The Gulf state has served as a key platform for the world to learn about Islam and dismiss all preconceived perceptions on the religion.
Former French atheist Nicolas Paul Jaeger has converted to Islam in Qatar, joining many visitors who announced their proclamation of faith in Doha over the last month.
In a video shared by Kuwaiti preacher Mohammed Al Awadi, Jaeger was repeating the shahada, the Islamic oath, after him in Souq Waqif as many passers by witnessed the moment.
Jaeger completed the shahada, which states, “There is no God but God and Muhammad is the Messenger of Allah.”
Speaking on behalf of the new Muslim convert, Al Awadi said that Jaeger had spent a good deal of time researching Islam and asked to be brought to the Muslim scholar to announce his conversion to the faith.
“He concluded his visit to Qatar by announcing his Islam […] and may you live in peace and we shall stay in touch,” Al Awadi told Jaeger in the video as he sat next to him.
In a heartfelt moment, Jaeger was embraced by his fellow brothers in Islam who took turns in welcoming him to the religion.
People on social media interacted with Al Awadi’s video, expressing their joy over the moment while welcoming Jaeger to Islam.
“Surprised by the friendliness and joy of Muslims upon his entry into the religion of God, we ask God for his steadfastness and that he be a reason for the conversion of others to Islam,” a Twitter user said.
Another said,”Our joy is that a soul has emerged from the darkness into the light. We are his brothers, and he is our brother.”
Introduction to Islam
Qatar was the first ever Arab and Muslim country to host the World Cup, where millions from all over the globe flocked to the Gulf nation for the tournament.

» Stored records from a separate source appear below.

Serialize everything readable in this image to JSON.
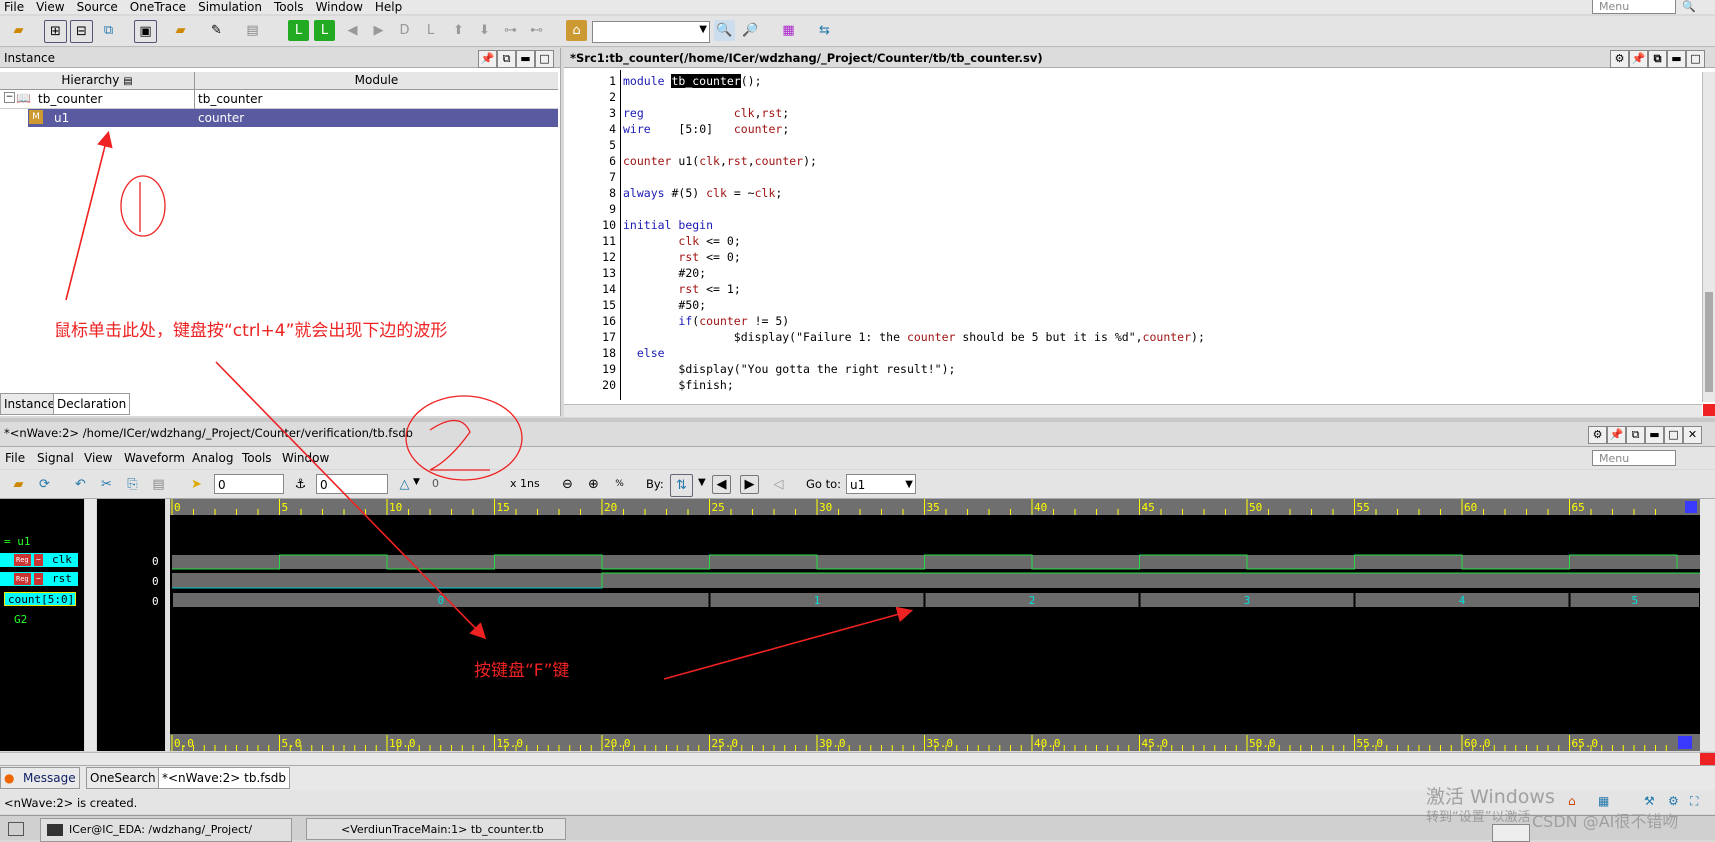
{
  "menubar": {
    "items": [
      "File",
      "View",
      "Source",
      "OneTrace",
      "Simulation",
      "Tools",
      "Window",
      "Help"
    ],
    "menu_placeholder": "Menu"
  },
  "instance_panel": {
    "title": "Instance",
    "col_hierarchy": "Hierarchy",
    "col_module": "Module",
    "rows": [
      {
        "name": "tb_counter",
        "module": "tb_counter"
      },
      {
        "name": "u1",
        "module": "counter"
      }
    ],
    "tabs": [
      "Instance",
      "Declaration"
    ]
  },
  "source_panel": {
    "title": "*Src1:tb_counter(/home/ICer/wdzhang/_Project/Counter/tb/tb_counter.sv)",
    "lines": [
      {
        "n": "1",
        "t": "module tb_counter();"
      },
      {
        "n": "2",
        "t": ""
      },
      {
        "n": "3",
        "t": "reg             clk,rst;"
      },
      {
        "n": "4",
        "t": "wire    [5:0]   counter;"
      },
      {
        "n": "5",
        "t": ""
      },
      {
        "n": "6",
        "t": "counter u1(clk,rst,counter);"
      },
      {
        "n": "7",
        "t": ""
      },
      {
        "n": "8",
        "t": "always #(5) clk = ~clk;"
      },
      {
        "n": "9",
        "t": ""
      },
      {
        "n": "10",
        "t": "initial begin"
      },
      {
        "n": "11",
        "t": "        clk <= 0;"
      },
      {
        "n": "12",
        "t": "        rst <= 0;"
      },
      {
        "n": "13",
        "t": "        #20;"
      },
      {
        "n": "14",
        "t": "        rst <= 1;"
      },
      {
        "n": "15",
        "t": "        #50;"
      },
      {
        "n": "16",
        "t": "        if(counter != 5)"
      },
      {
        "n": "17",
        "t": "                $display(\"Failure 1: the counter should be 5 but it is %d\",counter);"
      },
      {
        "n": "18",
        "t": "  else"
      },
      {
        "n": "19",
        "t": "        $display(\"You gotta the right result!\");"
      },
      {
        "n": "20",
        "t": "        $finish;"
      }
    ]
  },
  "nwave": {
    "title": "*<nWave:2> /home/ICer/wdzhang/_Project/Counter/verification/tb.fsdb",
    "menu": [
      "File",
      "Signal",
      "View",
      "Waveform",
      "Analog",
      "Tools",
      "Window"
    ],
    "menu_placeholder": "Menu",
    "cursor_value": "0",
    "marker_value": "0",
    "delta_value": "0",
    "time_unit": "x 1ns",
    "by_label": "By:",
    "goto_label": "Go to:",
    "goto_value": "u1",
    "group_label": "= u1",
    "signals": [
      {
        "name": "clk",
        "value": "0"
      },
      {
        "name": "rst",
        "value": "0"
      },
      {
        "name": "count[5:0]",
        "value": "0"
      }
    ],
    "group2": "G2",
    "ruler_labels": [
      "0",
      "5",
      "10",
      "15",
      "20",
      "25",
      "30",
      "35",
      "40",
      "45",
      "50",
      "55",
      "60",
      "65"
    ],
    "bottom_ruler_labels": [
      "0.0",
      "5.0",
      "10.0",
      "15.0",
      "20.0",
      "25.0",
      "30.0",
      "35.0",
      "40.0",
      "45.0",
      "50.0",
      "55.0",
      "60.0",
      "65.0"
    ],
    "count_values": [
      "0",
      "1",
      "2",
      "3",
      "4",
      "5"
    ]
  },
  "bottom_tabs": [
    "Message",
    "OneSearch",
    "*<nWave:2> tb.fsdb"
  ],
  "status_text": "<nWave:2> is created.",
  "taskbar": [
    "ICer@IC_EDA: /wdzhang/_Project/",
    "<VerdiunTraceMain:1> tb_counter.tb"
  ],
  "annotations": {
    "text1": "鼠标单击此处，键盘按“ctrl+4”就会出现下边的波形",
    "text2": "按键盘“F”键",
    "circle1": "1",
    "circle2": "2"
  },
  "watermark": {
    "windows": "激活 Windows",
    "windows_sub": "转到“设置”以激活",
    "csdn": "CSDN @AI很不错吻"
  },
  "colors": {
    "accent": "#6a6aa8",
    "wave_green": "#22dd44",
    "wave_cyan": "#00c8c8",
    "annotation": "#e22222",
    "highlight_row": "#5a5aa0"
  }
}
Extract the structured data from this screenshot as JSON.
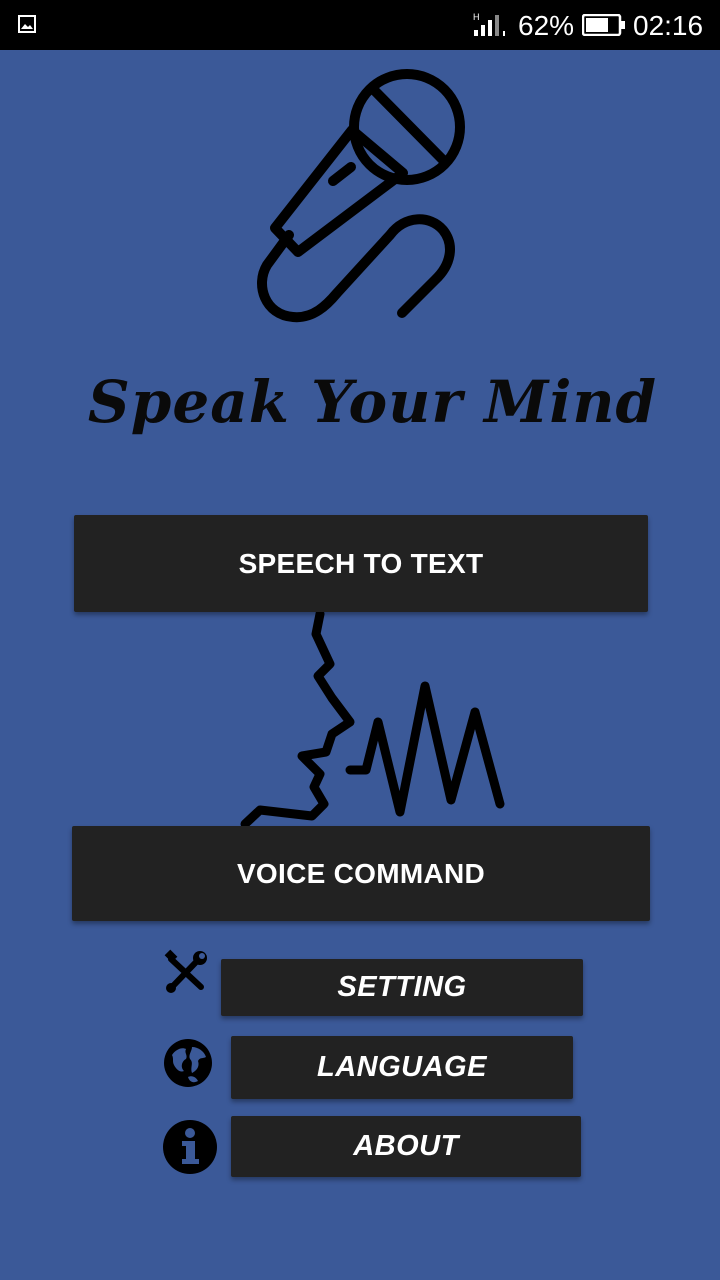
{
  "status_bar": {
    "battery_percent": "62%",
    "time": "02:16",
    "network_label": "H",
    "icons": [
      "gallery-icon",
      "signal-icon",
      "battery-icon"
    ]
  },
  "app": {
    "title": "Speak Your Mind",
    "background_color": "#3b5998",
    "button_color": "#222222"
  },
  "buttons": {
    "speech_to_text": "SPEECH TO TEXT",
    "voice_command": "VOICE COMMAND",
    "setting": "SETTING",
    "language": "LANGUAGE",
    "about": "ABOUT"
  },
  "icons": {
    "logo": "microphone-icon",
    "art": "voice-wave-icon",
    "setting": "tools-icon",
    "language": "globe-icon",
    "about": "info-icon"
  }
}
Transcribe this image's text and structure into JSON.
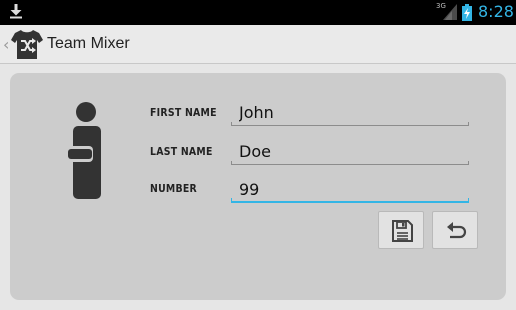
{
  "status_bar": {
    "network": "3G",
    "time": "8:28",
    "download_icon": "download-icon",
    "signal_icon": "signal-icon",
    "battery_icon": "battery-charging-icon"
  },
  "action_bar": {
    "title": "Team Mixer",
    "up_icon": "chevron-left-icon",
    "logo_icon": "jersey-shuffle-icon"
  },
  "form": {
    "avatar_icon": "person-icon",
    "fields": {
      "first_name": {
        "label": "FIRST NAME",
        "value": "John"
      },
      "last_name": {
        "label": "LAST NAME",
        "value": "Doe"
      },
      "number": {
        "label": "NUMBER",
        "value": "99"
      }
    },
    "buttons": {
      "save_icon": "floppy-disk-icon",
      "undo_icon": "undo-icon"
    }
  },
  "colors": {
    "accent": "#33b5e5",
    "status_bar_bg": "#000000",
    "card_bg": "#cccccc",
    "icon_dark": "#333333"
  }
}
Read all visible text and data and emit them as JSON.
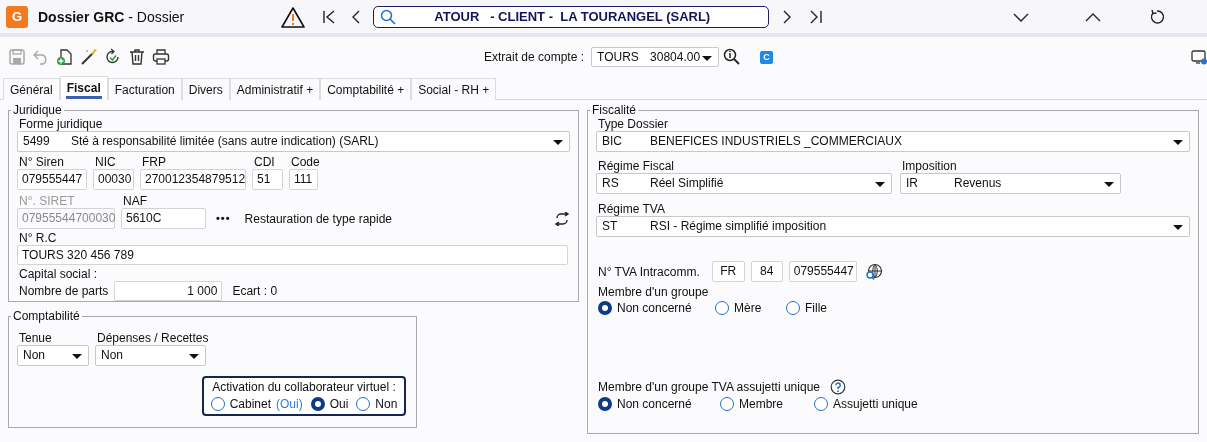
{
  "header": {
    "logo": "G",
    "title": "Dossier GRC",
    "subtitle": "- Dossier",
    "search": "ATOUR   - CLIENT -  LA TOURANGEL (SARL)"
  },
  "toolbar": {
    "tools": [
      {
        "kind": "save",
        "disabled": true
      },
      {
        "kind": "undo",
        "disabled": true
      },
      {
        "kind": "new",
        "disabled": false
      },
      {
        "kind": "wand",
        "disabled": false
      },
      {
        "kind": "refresh",
        "disabled": false
      },
      {
        "kind": "delete",
        "disabled": false
      },
      {
        "kind": "print",
        "disabled": false
      }
    ],
    "account_label": "Extrait de compte :",
    "account": {
      "code": "TOURS",
      "value": "30804.00"
    },
    "badge": "C"
  },
  "tabs": [
    {
      "label": "Général",
      "selected": false
    },
    {
      "label": "Fiscal",
      "selected": true
    },
    {
      "label": "Facturation",
      "selected": false
    },
    {
      "label": "Divers",
      "selected": false
    },
    {
      "label": "Administratif +",
      "selected": false
    },
    {
      "label": "Comptabilité +",
      "selected": false
    },
    {
      "label": "Social - RH +",
      "selected": false
    }
  ],
  "juridique": {
    "title": "Juridique",
    "forme": {
      "label": "Forme juridique",
      "code": "5499",
      "value": "Sté à responsabilité limitée (sans autre indication) (SARL)"
    },
    "ids": [
      {
        "label": "N° Siren",
        "value": "079555447"
      },
      {
        "label": "NIC",
        "value": "00030"
      },
      {
        "label": "FRP",
        "value": "270012354879512"
      },
      {
        "label": "CDI",
        "value": "51"
      },
      {
        "label": "Code",
        "value": "111"
      }
    ],
    "siret": {
      "label": "N°. SIRET",
      "value": "07955544700030",
      "disabled": true
    },
    "naf": {
      "label": "NAF",
      "value": "5610C",
      "more": "•••",
      "description": "Restauration de type rapide"
    },
    "rc": {
      "label": "N° R.C",
      "value": "TOURS 320 456 789"
    },
    "capital_label": "Capital social :",
    "parts": {
      "label": "Nombre de parts",
      "value": "1 000"
    },
    "ecart": "Ecart : 0"
  },
  "comptabilite": {
    "title": "Comptabilité",
    "selects": [
      {
        "label": "Tenue",
        "value": "Non"
      },
      {
        "label": "Dépenses / Recettes",
        "value": "Non"
      }
    ],
    "virtual": {
      "title": "Activation du collaborateur virtuel :",
      "options": [
        {
          "label": "Cabinet",
          "note": "(Oui)",
          "selected": false
        },
        {
          "label": "Oui",
          "selected": true
        },
        {
          "label": "Non",
          "selected": false
        }
      ]
    }
  },
  "fiscalite": {
    "title": "Fiscalité",
    "type_dossier": {
      "label": "Type Dossier",
      "code": "BIC",
      "value": "BENEFICES INDUSTRIELS _COMMERCIAUX"
    },
    "regime_fiscal": {
      "label": "Régime Fiscal",
      "code": "RS",
      "value": "Réel Simplifié"
    },
    "imposition": {
      "label": "Imposition",
      "code": "IR",
      "value": "Revenus"
    },
    "regime_tva": {
      "label": "Régime TVA",
      "code": "ST",
      "value": "RSI - Régime simplifié imposition"
    },
    "tva_intra": {
      "label": "N° TVA Intracomm.",
      "parts": [
        "FR",
        "84",
        "079555447"
      ]
    },
    "groupe": {
      "label": "Membre d'un groupe",
      "options": [
        {
          "label": "Non concerné",
          "selected": true
        },
        {
          "label": "Mère",
          "selected": false
        },
        {
          "label": "Fille",
          "selected": false
        }
      ]
    },
    "groupe_tva": {
      "label": "Membre d'un groupe TVA assujetti unique",
      "options": [
        {
          "label": "Non concerné",
          "selected": true
        },
        {
          "label": "Membre",
          "selected": false
        },
        {
          "label": "Assujetti unique",
          "selected": false
        }
      ]
    }
  }
}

Numerous spectators came from non-Muslim countries with preconceived notions about the religion, rendering Qatar their entry point into an educational journey on Islam.
Curious fans were seen peeking from mosque windows and entering the places of worship to watch Muslims pray while listening to the call-to-prayer. In a viral video, a Brazilian family was seen converting to the religion in Doha, during the early days of the World Cup.
Similarly, various women visitors were seen donning the black cloak and scarf, known as the abaya and sheila, which are commonly worn in the Gulf.
The World Cup also proved to be a major opportunity to clap back at the ongoing rise of Islamophobia in western countries, and succeeded in dismissing various myths about Muslims and the religion.
The one month period saw visitors taking to social media praising the call-to-prayer and the welcoming spirit of Qatar’s population.
In scenes that were never seen before, Muslims took a collective stance against France’s endemic Islamophobia during Morocco’s faceoff with Les Bleus.
In the presence of French President Emmanuel Macron, the Al Bayt Stadium shook with the chants of tens of thousands with the proclamation of faith.
The European nation has repeatedly faced scrutiny for its treatment of Muslims and immigrants, who make up at least 13% of its total population, per 2019 statistics from the French Institute for Demographic Studies (INED).
Qatar was also subjected to racism and Islamophobia by the West in the lead-up to the World Cup.
Controversial French newspaper Le Canard Enchaîné sparked outrage for a cartoon that featured ‘long bearded’ angry men donning ‘Qatar’ football kits while in possession of guns and knives, in what was widely seen as a racist attempt to paint the Gulf state’s national football team .
Despite the campaign, Qatar rose to all the challenges and criticism by hosting what has been widely described as “the best World Cup” the globe has ever witnessed.
Such a testament was made by world leaders, visitors, and football officials, including FIFA President Gianni Infantino.